TASK INSTRUCTIONS: Every line of the material below needs to be copied exactly; omit the pictures.
===
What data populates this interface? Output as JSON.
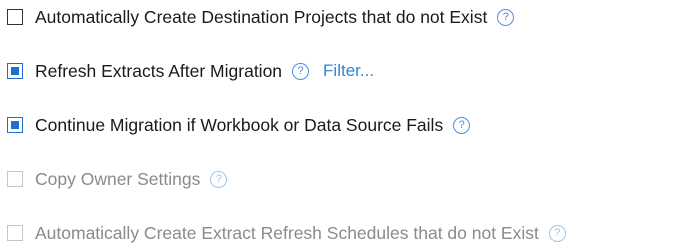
{
  "options": [
    {
      "label": "Automatically Create Destination Projects that do not Exist",
      "checked": false,
      "enabled": true,
      "help_icon": "question-circle-icon",
      "help_glyph": "?"
    },
    {
      "label": "Refresh Extracts After Migration",
      "checked": true,
      "enabled": true,
      "help_icon": "question-circle-icon",
      "help_glyph": "?",
      "link_label": "Filter..."
    },
    {
      "label": "Continue Migration if Workbook or Data Source Fails",
      "checked": true,
      "enabled": true,
      "help_icon": "question-circle-icon",
      "help_glyph": "?"
    },
    {
      "label": "Copy Owner Settings",
      "checked": false,
      "enabled": false,
      "help_icon": "question-circle-icon",
      "help_glyph": "?"
    },
    {
      "label": "Automatically Create Extract Refresh Schedules that do not Exist",
      "checked": false,
      "enabled": false,
      "help_icon": "question-circle-icon",
      "help_glyph": "?"
    }
  ],
  "colors": {
    "accent": "#1e6fd0",
    "link": "#2f86d9",
    "help_icon": "#4a90e2",
    "text": "#1a1a1a",
    "text_disabled": "#8a8a8a"
  }
}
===
RESULT OF THIS EXERCISE:
What data populates this interface? Output as JSON.
{
  "options": [
    {
      "label": "Automatically Create Destination Projects that do not Exist",
      "checked": false,
      "enabled": true,
      "help_icon": "question-circle-icon",
      "help_glyph": "?"
    },
    {
      "label": "Refresh Extracts After Migration",
      "checked": true,
      "enabled": true,
      "help_icon": "question-circle-icon",
      "help_glyph": "?",
      "link_label": "Filter..."
    },
    {
      "label": "Continue Migration if Workbook or Data Source Fails",
      "checked": true,
      "enabled": true,
      "help_icon": "question-circle-icon",
      "help_glyph": "?"
    },
    {
      "label": "Copy Owner Settings",
      "checked": false,
      "enabled": false,
      "help_icon": "question-circle-icon",
      "help_glyph": "?"
    },
    {
      "label": "Automatically Create Extract Refresh Schedules that do not Exist",
      "checked": false,
      "enabled": false,
      "help_icon": "question-circle-icon",
      "help_glyph": "?"
    }
  ],
  "colors": {
    "accent": "#1e6fd0",
    "link": "#2f86d9",
    "help_icon": "#4a90e2",
    "text": "#1a1a1a",
    "text_disabled": "#8a8a8a"
  }
}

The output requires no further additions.